The conversation went better than I ever expected, I explained that I was struggling with the full time hours on top of the commute, I assured my manager I didn’t want to leave but I just couldn’t keep going at this pace. Within 15 minutes we had a plan, I would work 1 less hour each day. Finishing at 4pm instead of 5pm, I was able to collect Amelia from nursery, feed and bath her by 6pm and have the rest of the evening to make dinner, keep on top of the home and spend quality time with my husband.
In a bid to prove it worked I kept a record for a month; how many emails did I receive between 4-5pm that I wasn’t there to deal with until the following morning. It was minimal, sometimes none at all. My job wasn’t negatively impacted by my leaving early but I can’t put into words the difference it has made to me. I am completely engaged in my work, I am productive, I am happy, I have balance.
This is a long post, sorry for going on and on but it’s something I have been meaning to talk about for a long time, I’ve always promised to be honest on my blog and to share my truth with you. This is my truth and I can hand on heart say that talking about flex has had a positive effect in every aspect. I still get to keep my job that I love, but I also get to be a mum in the evenings and as for my mental health…I am entirely a different person. All for the sake of 1 hour a day away from my desk.
I can’t thank Anna enough for the work she does in bringing flexible working to the forefront of people’s mind. I had no idea how many women are ‘pushed’ out of their jobs when they have a baby and the fact that this sort of thing still happens in 2018 is beyond my understanding. I feel very lucky to have a boss who understands, who appreciated my struggle and worked with me to find a solution that worked for me and for my company. So many women are not so fortunate and we need to keep talking about it.
We need to not let those employers who push women out the door get away with it, we have to demand more rights for parents, more consideration of childcare costs and constraints, more understanding that just because you’re not sat at a desk doesn’t mean you’re not a productive member of the team.

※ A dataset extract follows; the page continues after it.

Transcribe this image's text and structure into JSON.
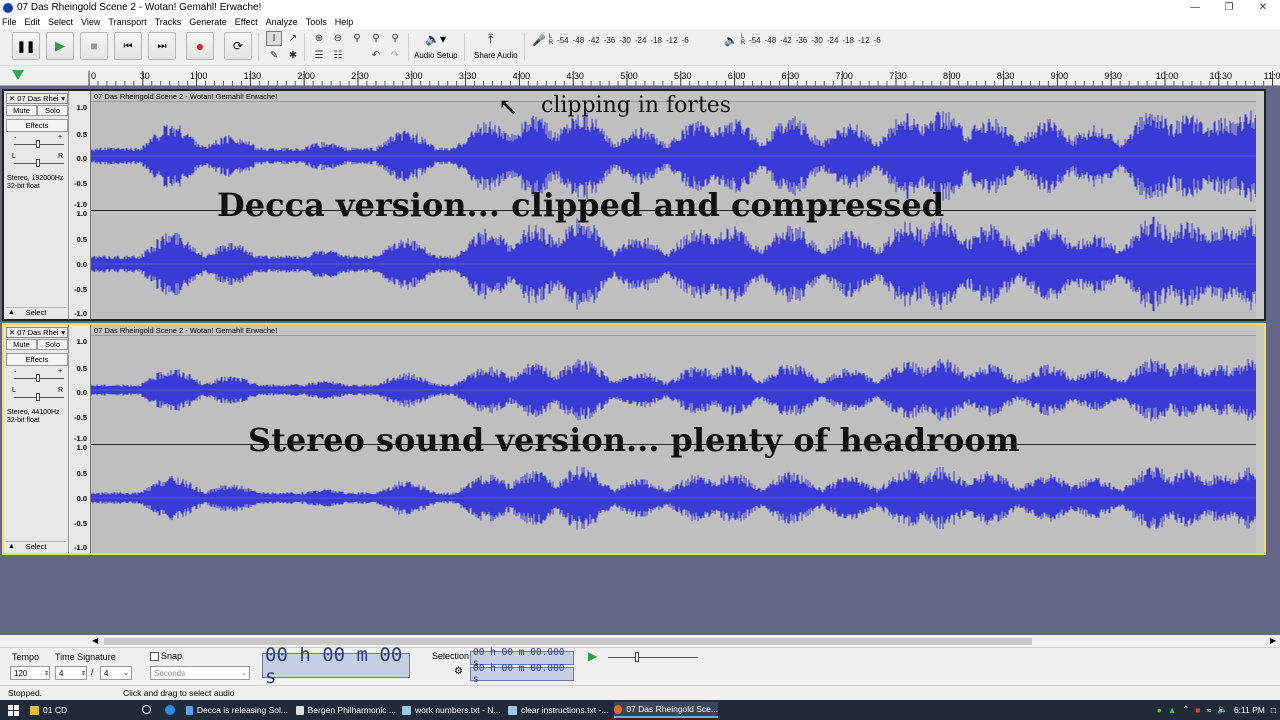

We must keep talking about flex, so that our children don’t have to.